Here was the scenario…we all enter the presentation and take our seats, in front of which is placed a tablet PC. Then the instructor tells us that we don’t need to take any notes with our notebooks, as we will be writing and saving them on our computers. We have a mock presentation in which the instructor delivers a lecture and we take notes on the tablet (with fake pen), answer electronically submitted polls, submit work to the professor, and email our notes to ourselves.

The possibilities are endless. Here are just some ideas for use:

  • physics lectures are delivered instantly to students and their thought patterns are recorded while solving problems on the tablet PC while taking notes
  • language instructors – analyze how students conceptualize writing Asian characters stroke by stroke…and correct their mistakes
  • students ask questions anonymously, reducing embarrassment
  • Deliver quizzes, class polls, homework all via the software

The issue of privacy does surface, as the software does monitor the work performed on the PCs; however, depending on the policies established by the institution/department, monitoring can be limited or extended to the classroom, building, department, etc.

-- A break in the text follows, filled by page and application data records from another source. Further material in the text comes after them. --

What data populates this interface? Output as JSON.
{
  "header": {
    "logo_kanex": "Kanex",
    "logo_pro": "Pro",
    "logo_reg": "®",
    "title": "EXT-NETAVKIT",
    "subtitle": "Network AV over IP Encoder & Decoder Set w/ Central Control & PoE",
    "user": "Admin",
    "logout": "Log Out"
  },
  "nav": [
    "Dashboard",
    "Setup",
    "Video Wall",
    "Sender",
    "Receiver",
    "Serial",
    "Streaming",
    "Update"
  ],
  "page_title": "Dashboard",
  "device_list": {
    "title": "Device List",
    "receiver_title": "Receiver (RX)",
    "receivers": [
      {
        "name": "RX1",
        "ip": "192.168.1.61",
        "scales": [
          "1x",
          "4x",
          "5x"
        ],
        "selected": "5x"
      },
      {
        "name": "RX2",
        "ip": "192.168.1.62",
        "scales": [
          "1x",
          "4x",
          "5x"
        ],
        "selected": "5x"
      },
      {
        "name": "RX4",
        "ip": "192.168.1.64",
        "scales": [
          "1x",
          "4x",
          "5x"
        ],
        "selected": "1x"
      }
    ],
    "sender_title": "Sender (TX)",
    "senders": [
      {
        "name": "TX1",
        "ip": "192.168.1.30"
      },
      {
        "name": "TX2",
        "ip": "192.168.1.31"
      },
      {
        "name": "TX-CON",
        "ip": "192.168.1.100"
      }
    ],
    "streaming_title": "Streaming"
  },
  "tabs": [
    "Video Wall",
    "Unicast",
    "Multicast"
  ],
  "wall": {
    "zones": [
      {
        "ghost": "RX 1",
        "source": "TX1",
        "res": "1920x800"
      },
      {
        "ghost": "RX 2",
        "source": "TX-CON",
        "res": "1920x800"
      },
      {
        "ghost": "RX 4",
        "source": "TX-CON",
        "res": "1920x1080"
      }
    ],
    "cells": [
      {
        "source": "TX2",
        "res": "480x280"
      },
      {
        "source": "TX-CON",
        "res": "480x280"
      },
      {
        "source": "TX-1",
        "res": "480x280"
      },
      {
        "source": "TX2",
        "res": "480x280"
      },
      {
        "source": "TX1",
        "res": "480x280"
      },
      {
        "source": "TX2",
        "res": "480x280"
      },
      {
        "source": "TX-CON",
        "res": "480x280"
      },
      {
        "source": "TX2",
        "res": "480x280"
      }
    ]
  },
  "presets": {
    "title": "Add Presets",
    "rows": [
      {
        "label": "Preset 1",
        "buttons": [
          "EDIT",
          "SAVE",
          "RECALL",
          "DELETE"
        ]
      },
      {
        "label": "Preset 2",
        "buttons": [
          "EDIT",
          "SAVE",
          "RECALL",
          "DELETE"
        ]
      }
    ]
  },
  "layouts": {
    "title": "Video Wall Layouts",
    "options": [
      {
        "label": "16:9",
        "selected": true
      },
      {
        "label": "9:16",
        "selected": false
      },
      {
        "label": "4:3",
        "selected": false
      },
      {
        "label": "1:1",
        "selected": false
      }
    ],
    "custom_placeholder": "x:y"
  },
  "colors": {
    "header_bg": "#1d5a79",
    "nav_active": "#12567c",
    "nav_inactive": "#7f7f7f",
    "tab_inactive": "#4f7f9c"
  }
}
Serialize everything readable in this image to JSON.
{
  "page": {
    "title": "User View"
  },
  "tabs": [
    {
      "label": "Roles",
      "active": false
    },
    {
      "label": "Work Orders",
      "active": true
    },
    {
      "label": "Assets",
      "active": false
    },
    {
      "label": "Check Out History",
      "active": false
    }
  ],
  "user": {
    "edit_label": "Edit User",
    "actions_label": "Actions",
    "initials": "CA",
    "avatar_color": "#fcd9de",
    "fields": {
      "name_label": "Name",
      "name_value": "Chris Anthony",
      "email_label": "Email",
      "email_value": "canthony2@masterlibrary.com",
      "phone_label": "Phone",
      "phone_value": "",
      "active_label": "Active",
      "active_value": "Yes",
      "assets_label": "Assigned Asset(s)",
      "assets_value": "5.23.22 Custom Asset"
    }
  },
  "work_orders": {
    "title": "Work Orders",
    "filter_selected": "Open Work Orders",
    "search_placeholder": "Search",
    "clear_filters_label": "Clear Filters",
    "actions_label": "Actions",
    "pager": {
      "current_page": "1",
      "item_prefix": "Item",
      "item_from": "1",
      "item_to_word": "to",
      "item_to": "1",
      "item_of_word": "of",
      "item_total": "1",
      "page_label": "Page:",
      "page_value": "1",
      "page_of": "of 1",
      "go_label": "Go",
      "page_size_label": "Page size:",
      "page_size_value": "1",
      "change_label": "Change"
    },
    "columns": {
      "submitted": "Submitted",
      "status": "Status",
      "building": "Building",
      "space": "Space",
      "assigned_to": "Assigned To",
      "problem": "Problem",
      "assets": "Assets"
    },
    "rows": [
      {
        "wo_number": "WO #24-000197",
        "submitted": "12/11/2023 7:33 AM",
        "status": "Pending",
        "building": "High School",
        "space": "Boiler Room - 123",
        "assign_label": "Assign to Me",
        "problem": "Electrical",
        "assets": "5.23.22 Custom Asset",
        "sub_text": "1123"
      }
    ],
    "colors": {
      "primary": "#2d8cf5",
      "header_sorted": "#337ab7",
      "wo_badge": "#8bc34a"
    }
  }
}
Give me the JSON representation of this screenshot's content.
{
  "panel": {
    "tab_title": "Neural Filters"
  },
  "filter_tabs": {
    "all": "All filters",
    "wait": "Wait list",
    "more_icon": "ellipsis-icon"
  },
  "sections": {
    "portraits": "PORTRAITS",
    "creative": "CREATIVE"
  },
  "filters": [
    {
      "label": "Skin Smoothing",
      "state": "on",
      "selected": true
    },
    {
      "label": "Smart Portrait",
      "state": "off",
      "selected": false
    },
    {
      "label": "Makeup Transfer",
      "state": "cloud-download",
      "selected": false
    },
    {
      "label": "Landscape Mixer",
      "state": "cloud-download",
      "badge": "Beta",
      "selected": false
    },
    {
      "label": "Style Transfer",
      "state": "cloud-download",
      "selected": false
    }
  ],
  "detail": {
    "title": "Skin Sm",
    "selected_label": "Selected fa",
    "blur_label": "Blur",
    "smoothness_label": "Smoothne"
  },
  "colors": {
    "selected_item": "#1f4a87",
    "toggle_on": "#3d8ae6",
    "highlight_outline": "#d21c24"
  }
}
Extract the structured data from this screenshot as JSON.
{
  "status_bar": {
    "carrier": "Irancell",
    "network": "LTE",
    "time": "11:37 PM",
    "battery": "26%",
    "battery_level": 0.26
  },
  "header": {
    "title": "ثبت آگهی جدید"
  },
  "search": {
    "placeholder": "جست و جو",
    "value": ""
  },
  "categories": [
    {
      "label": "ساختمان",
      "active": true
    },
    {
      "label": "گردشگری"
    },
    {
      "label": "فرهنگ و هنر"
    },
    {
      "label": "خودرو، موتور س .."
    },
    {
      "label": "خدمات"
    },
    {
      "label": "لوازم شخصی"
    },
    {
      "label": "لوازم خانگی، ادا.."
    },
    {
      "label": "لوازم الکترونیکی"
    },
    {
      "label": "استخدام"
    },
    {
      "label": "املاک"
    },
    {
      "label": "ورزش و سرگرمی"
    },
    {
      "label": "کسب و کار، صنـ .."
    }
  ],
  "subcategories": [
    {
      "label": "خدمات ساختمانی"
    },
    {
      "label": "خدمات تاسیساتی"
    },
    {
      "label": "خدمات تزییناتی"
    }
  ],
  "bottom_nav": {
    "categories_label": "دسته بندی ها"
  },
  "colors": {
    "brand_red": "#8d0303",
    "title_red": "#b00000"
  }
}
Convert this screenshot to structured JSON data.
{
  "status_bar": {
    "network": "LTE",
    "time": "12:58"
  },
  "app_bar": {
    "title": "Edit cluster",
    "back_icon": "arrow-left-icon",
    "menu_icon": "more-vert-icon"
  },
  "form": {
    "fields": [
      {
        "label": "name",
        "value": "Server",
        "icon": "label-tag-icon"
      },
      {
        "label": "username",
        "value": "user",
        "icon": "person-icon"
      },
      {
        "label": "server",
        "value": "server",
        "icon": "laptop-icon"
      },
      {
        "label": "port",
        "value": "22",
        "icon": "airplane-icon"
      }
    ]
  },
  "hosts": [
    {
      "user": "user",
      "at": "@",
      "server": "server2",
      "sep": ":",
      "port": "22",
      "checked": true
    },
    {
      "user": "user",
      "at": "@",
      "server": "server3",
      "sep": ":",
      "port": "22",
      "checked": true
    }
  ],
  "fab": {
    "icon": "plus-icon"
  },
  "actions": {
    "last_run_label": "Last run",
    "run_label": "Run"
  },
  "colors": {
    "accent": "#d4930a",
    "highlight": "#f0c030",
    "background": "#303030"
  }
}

From the library side, I can see potential for information literacy sessions, classification outlines, even web design principles using DyKnow. Rather than being social networking oriented, it is more socially collaborative. Something perhaps innovative enough to pry your students away from facebook.